The Next Version of Chrome Could Remove a Major Source of Battery Drain

Illustration for article titled The Next Version of Chrome Could Remove a Major Source of Battery Drain
Image: Google

Google Chrome is often maligned as kind of a resource hog, which means it tends to suck up more energy on mobile devices like laptops. But a new experimental flag in the next version of Chrome could help reduce the browser’s battery drain and extend the life of your laptop by up to two hours.


The feature was first discovered by TheWindowsClub. It appears that in Chrome 86, Google is testing a new feature that limits Javascript timer wake-ups for background websites to just once a minute. This is something Apple already does in Safari. After reviewing data showing that users don’t really benefit from Chrome tracking changes to websites in the background more than once a minute, by reducing the frequency of Javascript wake-ups, Google is hoping to cut back on Chrome’s battery drain.

On a broad level, this change makes a lot of sense: A lot of Javascript wake-ups are for things like checking the current layout of a website, managing trackers, or responding to ad calls. But more importantly, in a technical document from a test conducted by Google seen by TheWindowsClub, Google found that by limiting Javascript wake-ups to once a minute, Google was able to extend the battery life of a laptop with 36 tabs open in the background by 28%—or just shy of two hours of real time.

But Google didn’t stop there. It ran another test with 36 background tabs running behind a full-screen YouTube video and found that even with a video playing in the foreground, limiting Javascript wake-ups extended the laptop’s battery life by 13% —for a real-world boost of more than half an hour.

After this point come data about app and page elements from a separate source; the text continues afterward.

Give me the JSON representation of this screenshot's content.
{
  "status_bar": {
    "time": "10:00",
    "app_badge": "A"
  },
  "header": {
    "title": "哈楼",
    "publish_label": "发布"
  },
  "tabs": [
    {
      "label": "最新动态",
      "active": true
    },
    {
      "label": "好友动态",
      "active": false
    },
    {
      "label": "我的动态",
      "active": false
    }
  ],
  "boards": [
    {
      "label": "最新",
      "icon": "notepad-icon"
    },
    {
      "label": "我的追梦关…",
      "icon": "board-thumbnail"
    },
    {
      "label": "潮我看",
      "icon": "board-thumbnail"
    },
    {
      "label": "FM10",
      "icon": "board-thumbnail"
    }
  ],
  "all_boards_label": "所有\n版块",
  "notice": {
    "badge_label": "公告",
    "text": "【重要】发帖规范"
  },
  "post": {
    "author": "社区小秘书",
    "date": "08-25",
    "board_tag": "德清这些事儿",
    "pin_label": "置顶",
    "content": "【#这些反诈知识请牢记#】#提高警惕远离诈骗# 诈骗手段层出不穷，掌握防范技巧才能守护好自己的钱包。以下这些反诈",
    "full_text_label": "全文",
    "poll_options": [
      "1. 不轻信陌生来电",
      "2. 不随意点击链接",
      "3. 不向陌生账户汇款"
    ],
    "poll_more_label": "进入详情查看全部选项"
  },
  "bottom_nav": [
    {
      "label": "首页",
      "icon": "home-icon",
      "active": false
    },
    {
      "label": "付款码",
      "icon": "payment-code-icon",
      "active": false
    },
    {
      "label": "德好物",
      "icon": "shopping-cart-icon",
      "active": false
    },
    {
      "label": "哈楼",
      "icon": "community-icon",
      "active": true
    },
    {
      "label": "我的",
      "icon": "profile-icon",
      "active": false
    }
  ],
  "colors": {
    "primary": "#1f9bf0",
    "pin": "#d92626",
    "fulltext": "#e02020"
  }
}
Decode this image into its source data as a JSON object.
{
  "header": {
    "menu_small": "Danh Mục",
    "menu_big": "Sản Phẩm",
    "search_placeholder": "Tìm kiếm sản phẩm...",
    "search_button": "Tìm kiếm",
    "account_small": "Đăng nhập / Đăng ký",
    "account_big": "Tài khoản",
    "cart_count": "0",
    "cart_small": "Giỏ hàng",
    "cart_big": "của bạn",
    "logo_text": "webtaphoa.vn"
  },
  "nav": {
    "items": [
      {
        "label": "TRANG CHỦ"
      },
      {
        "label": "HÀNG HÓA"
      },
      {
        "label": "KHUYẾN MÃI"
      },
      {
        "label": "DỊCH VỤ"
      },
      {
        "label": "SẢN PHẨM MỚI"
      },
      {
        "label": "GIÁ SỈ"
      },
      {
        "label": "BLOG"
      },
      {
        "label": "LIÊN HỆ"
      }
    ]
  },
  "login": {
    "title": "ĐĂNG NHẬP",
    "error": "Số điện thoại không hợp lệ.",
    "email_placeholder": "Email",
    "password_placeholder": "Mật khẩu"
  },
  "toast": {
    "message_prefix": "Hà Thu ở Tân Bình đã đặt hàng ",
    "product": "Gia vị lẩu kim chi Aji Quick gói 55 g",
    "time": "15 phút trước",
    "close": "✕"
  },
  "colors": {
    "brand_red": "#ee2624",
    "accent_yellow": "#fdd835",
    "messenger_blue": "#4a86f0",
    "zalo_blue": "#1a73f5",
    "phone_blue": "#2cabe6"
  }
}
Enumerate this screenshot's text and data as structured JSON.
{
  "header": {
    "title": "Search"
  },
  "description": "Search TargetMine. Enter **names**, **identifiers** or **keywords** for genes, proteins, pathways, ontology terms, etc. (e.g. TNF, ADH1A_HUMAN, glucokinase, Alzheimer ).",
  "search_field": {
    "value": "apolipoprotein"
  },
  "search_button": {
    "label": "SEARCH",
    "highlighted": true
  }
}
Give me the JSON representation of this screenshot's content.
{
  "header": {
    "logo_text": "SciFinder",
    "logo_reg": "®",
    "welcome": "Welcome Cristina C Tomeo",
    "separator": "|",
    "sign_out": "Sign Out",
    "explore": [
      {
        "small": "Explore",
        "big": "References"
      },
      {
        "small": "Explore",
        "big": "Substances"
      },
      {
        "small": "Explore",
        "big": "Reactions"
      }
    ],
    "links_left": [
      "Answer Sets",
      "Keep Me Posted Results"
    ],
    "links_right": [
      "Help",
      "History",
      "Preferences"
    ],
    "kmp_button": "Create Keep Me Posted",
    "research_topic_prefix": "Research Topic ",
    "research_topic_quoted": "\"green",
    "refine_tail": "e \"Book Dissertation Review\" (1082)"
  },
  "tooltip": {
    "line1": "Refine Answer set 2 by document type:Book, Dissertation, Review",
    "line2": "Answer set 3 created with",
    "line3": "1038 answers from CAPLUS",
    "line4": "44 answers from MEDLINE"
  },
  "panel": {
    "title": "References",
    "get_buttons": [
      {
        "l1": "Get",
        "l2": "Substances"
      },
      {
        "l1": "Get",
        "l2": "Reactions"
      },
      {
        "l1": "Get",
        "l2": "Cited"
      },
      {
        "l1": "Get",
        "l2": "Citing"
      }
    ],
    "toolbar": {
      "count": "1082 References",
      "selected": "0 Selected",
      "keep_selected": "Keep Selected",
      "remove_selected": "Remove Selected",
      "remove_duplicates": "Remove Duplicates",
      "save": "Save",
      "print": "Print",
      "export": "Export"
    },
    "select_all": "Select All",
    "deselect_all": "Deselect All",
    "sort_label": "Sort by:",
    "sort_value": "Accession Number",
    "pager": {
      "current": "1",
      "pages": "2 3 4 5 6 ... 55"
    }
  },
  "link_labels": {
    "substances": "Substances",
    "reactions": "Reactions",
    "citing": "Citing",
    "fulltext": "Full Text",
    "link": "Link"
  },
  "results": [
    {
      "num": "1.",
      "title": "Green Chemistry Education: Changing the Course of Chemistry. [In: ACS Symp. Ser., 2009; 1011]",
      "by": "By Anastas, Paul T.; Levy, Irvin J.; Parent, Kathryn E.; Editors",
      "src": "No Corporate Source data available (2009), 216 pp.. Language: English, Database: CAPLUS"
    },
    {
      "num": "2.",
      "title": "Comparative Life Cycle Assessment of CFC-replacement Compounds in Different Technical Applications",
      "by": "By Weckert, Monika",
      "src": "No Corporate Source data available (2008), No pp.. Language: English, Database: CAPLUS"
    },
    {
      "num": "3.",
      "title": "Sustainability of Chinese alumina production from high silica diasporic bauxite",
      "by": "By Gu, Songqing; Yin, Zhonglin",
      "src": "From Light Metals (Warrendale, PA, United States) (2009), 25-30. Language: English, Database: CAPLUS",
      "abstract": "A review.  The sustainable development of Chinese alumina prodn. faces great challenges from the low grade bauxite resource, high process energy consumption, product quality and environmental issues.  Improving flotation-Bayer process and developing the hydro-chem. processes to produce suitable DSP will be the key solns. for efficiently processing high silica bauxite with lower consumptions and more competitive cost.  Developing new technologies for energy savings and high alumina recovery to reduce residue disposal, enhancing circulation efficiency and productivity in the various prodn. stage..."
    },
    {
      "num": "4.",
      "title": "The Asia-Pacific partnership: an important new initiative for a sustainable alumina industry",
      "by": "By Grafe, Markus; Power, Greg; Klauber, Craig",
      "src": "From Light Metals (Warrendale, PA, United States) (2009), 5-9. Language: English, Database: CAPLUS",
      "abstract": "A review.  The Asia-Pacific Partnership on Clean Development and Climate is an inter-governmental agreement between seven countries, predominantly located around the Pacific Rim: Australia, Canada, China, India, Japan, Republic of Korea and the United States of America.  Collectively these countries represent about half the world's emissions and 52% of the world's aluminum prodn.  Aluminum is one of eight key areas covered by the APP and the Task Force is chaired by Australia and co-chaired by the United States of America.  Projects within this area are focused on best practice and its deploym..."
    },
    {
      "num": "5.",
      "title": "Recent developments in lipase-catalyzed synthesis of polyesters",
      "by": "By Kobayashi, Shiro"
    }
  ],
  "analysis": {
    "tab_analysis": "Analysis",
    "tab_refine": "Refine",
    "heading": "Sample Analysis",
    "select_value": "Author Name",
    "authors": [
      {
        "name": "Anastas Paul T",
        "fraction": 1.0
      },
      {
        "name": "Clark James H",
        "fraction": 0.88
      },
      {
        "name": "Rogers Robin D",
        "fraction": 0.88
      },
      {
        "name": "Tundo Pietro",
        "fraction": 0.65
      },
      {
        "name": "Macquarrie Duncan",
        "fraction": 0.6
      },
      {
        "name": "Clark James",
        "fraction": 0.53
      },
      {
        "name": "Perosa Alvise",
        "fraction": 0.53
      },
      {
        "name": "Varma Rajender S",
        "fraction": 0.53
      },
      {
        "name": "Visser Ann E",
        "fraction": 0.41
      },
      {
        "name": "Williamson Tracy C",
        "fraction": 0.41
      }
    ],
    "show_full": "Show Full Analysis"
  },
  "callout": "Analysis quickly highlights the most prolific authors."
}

In the current version of Chrome (85) the issue is that when one webpage executes a Javascript wake-up, it can cause every background tab to perform a wake-up check, which is almost certainly overkill in most situations. So in the future, Google will space out Javascript wake-up calls in Chrome across longer intervals to help reduce battery drain.

The change in Javascript timer wake-ups should apply to all the major versions of Chrome including Chrome for Windows, Mac, Linux, Chrome OS, and Android. Chrome 86 is expected to go official sometime this fall.


Senior reporter at Gizmodo, formerly Tom's Guide and Laptop Mag. Was an archery instructor and a penguin trainer before that.


Two questions:

1. Who the fuck has 36 tabs open at once? I use Chrome during work and almost every system I work with is web-based. SharePoint, Google Sheets, ftp sites, MS Azure, Jira, Smartsheets, and multiple web-based client applications. At MOST I have 10 tabs open at a time. What are these people doing?

2. Can Google do anything about the crazy battery loss on Gizmodo and other sites in this family? This place is so bloated and poorly optimized it drains battery 10x faster than any other site I visit. Just loading Gizmodo, reading this article, and writing this comment (about 5 minutes) drained my battery by around 8%. I can be on any other site for around 2 hours and not lose that much battery. Hell I can stream music to a BT speaker for a few hours and not lose that.